[Source material Boundary: Start]
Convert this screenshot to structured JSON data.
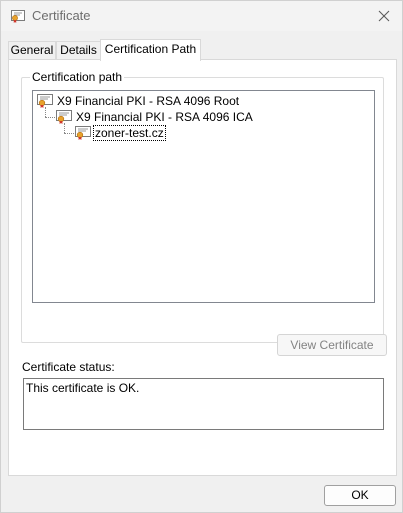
{
  "window": {
    "title": "Certificate",
    "title_icon": "certificate-icon",
    "close_icon": "close-icon"
  },
  "tabs": [
    {
      "label": "General",
      "active": false
    },
    {
      "label": "Details",
      "active": false
    },
    {
      "label": "Certification Path",
      "active": true
    }
  ],
  "certification_path": {
    "legend": "Certification path",
    "nodes": [
      {
        "label": "X9 Financial PKI - RSA 4096 Root",
        "level": 0,
        "icon": "certificate-icon"
      },
      {
        "label": "X9 Financial PKI - RSA 4096 ICA",
        "level": 1,
        "icon": "certificate-icon"
      },
      {
        "label": "zoner-test.cz",
        "level": 2,
        "icon": "certificate-icon",
        "selected": true
      }
    ],
    "view_button_label": "View Certificate"
  },
  "status": {
    "label": "Certificate status:",
    "text": "This certificate is OK."
  },
  "footer": {
    "ok_label": "OK"
  },
  "colors": {
    "cert_seal": "#e8a22c",
    "cert_paper": "#ffffff",
    "cert_border": "#7b7b7b"
  }
}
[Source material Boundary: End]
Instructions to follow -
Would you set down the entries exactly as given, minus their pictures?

Result of the task -
Convert this screenshot to structured JSON data.
{
  "window": {
    "title": "Certificate",
    "title_icon": "certificate-icon",
    "close_icon": "close-icon"
  },
  "tabs": [
    {
      "label": "General",
      "active": false
    },
    {
      "label": "Details",
      "active": false
    },
    {
      "label": "Certification Path",
      "active": true
    }
  ],
  "certification_path": {
    "legend": "Certification path",
    "nodes": [
      {
        "label": "X9 Financial PKI - RSA 4096 Root",
        "level": 0,
        "icon": "certificate-icon"
      },
      {
        "label": "X9 Financial PKI - RSA 4096 ICA",
        "level": 1,
        "icon": "certificate-icon"
      },
      {
        "label": "zoner-test.cz",
        "level": 2,
        "icon": "certificate-icon",
        "selected": true
      }
    ],
    "view_button_label": "View Certificate"
  },
  "status": {
    "label": "Certificate status:",
    "text": "This certificate is OK."
  },
  "footer": {
    "ok_label": "OK"
  },
  "colors": {
    "cert_seal": "#e8a22c",
    "cert_paper": "#ffffff",
    "cert_border": "#7b7b7b"
  }
}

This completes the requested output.